Assigned task: Where "Customer" appears in a line of the entries below, that line should be copied.

Available records:
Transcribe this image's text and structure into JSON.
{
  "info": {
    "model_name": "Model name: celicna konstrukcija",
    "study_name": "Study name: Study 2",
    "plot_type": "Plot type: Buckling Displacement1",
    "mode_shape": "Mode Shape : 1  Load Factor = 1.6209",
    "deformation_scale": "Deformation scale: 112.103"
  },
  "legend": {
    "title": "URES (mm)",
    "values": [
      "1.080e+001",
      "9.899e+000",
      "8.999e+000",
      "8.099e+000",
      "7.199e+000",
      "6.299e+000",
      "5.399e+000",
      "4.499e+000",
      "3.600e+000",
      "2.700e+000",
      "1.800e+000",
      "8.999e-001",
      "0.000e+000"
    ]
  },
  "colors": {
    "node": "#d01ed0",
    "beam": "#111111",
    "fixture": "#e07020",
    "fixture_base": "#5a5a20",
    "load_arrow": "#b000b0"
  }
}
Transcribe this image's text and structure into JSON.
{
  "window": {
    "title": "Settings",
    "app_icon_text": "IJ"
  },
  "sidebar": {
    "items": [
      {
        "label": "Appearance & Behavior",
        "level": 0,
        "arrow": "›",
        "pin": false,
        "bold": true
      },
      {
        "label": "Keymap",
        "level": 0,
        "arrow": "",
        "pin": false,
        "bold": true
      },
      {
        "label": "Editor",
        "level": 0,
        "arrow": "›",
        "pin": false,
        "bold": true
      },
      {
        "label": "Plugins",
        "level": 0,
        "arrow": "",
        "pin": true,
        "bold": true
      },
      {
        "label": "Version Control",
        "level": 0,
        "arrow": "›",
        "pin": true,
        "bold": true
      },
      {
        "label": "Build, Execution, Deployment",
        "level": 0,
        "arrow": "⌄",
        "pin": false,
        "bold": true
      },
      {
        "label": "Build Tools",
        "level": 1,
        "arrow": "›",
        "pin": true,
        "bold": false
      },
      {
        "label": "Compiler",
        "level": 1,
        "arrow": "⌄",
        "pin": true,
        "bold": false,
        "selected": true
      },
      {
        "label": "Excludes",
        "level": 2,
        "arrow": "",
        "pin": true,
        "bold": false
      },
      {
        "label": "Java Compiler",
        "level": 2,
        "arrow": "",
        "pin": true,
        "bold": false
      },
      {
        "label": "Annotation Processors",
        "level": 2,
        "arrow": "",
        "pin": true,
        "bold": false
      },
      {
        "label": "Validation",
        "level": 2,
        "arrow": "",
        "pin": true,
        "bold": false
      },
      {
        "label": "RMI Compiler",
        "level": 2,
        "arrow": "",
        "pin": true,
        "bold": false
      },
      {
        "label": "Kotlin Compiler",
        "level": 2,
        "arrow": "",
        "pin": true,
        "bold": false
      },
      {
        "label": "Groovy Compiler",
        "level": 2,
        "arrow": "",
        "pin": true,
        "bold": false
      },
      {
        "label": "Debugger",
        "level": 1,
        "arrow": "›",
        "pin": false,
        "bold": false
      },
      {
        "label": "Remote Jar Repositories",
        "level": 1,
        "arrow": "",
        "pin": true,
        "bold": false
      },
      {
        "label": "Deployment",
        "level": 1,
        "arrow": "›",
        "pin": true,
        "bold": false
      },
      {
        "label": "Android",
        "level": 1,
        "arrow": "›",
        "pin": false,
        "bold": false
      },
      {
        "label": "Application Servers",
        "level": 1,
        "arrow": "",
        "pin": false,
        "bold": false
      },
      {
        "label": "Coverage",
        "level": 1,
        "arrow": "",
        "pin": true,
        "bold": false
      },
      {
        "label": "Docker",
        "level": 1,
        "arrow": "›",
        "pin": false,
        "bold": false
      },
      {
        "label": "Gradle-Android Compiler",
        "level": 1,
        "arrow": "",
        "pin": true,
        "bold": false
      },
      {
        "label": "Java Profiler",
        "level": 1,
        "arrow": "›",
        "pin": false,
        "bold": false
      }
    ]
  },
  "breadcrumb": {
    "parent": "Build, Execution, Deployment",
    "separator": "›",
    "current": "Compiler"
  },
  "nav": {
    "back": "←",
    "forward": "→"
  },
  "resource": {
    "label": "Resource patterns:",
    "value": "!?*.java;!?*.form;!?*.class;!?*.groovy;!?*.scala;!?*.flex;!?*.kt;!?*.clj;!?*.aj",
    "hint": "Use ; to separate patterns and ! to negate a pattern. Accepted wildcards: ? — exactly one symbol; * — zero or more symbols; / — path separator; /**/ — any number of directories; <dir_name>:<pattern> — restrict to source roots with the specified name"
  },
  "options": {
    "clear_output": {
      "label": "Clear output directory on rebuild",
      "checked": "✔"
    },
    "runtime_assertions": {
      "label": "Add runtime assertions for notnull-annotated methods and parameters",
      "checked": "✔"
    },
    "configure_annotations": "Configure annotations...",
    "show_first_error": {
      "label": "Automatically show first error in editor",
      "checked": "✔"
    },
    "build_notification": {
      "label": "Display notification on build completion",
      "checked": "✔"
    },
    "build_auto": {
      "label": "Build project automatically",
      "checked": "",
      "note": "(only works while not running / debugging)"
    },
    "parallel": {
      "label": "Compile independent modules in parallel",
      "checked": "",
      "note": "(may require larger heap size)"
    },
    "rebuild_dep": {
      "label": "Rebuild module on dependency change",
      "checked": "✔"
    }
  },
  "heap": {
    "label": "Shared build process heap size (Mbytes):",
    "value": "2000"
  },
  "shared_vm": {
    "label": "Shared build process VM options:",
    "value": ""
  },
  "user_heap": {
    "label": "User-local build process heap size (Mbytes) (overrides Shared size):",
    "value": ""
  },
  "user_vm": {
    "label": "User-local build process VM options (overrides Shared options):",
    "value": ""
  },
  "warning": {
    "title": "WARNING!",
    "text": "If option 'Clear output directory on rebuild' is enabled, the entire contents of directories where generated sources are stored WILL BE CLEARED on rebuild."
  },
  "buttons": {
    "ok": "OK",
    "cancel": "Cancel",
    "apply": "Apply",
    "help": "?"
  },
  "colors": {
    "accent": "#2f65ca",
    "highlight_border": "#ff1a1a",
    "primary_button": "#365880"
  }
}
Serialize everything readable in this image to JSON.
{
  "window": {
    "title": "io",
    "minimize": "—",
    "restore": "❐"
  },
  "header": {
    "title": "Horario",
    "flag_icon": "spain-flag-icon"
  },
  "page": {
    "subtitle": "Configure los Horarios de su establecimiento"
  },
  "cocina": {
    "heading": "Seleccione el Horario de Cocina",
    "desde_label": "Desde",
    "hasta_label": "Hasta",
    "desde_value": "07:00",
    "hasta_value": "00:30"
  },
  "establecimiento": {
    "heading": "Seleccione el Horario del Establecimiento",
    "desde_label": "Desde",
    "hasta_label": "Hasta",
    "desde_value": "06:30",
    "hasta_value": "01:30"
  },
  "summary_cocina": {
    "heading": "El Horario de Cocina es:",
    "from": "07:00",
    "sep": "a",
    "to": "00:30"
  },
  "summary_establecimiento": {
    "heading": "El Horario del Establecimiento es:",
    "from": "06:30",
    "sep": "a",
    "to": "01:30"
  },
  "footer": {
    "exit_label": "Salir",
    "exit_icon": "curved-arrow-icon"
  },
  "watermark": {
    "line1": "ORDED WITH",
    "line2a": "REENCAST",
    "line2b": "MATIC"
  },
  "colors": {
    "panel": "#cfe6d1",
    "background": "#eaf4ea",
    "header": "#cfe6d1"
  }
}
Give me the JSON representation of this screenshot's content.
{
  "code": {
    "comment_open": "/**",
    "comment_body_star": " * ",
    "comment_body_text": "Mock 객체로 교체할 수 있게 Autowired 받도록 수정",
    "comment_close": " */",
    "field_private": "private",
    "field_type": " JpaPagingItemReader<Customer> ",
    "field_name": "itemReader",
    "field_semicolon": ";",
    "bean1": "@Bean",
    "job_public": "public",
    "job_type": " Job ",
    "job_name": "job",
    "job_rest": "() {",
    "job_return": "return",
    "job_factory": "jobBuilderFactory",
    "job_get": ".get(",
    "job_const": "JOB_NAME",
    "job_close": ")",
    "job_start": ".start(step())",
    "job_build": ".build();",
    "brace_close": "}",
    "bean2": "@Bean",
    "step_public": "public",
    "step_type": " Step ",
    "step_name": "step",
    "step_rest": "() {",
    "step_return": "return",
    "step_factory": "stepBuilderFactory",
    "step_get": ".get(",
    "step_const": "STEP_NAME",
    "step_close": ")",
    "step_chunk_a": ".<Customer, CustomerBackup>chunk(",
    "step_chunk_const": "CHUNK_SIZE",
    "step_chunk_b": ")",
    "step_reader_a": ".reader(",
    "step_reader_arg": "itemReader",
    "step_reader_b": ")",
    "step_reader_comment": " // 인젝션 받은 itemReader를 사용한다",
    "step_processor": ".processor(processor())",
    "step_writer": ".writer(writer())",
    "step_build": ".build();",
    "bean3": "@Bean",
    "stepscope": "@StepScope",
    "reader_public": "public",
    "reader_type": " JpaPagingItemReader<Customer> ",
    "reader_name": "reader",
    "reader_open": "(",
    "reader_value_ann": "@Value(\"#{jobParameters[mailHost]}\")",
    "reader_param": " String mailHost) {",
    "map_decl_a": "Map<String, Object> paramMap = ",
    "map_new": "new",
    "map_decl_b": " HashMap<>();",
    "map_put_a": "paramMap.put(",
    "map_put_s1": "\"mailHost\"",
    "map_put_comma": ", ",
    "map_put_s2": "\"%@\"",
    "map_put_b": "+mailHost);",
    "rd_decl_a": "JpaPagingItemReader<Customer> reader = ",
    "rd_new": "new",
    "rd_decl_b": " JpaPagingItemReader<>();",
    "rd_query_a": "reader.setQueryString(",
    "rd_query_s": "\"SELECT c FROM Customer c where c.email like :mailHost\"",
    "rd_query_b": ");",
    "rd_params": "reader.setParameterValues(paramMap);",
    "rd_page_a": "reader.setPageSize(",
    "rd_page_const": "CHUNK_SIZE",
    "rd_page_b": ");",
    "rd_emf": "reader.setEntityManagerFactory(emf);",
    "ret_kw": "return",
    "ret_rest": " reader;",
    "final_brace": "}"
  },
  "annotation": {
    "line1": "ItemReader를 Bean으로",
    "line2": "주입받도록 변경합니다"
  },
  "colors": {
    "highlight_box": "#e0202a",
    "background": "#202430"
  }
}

Expected answer:
    "field_type": " JpaPagingItemReader<Customer> ",
    "step_chunk_a": ".<Customer, CustomerBackup>chunk(",
    "reader_type": " JpaPagingItemReader<Customer> ",
    "rd_decl_a": "JpaPagingItemReader<Customer> reader = ",
    "rd_query_s": "\"SELECT c FROM Customer c where c.email like :mailHost\"",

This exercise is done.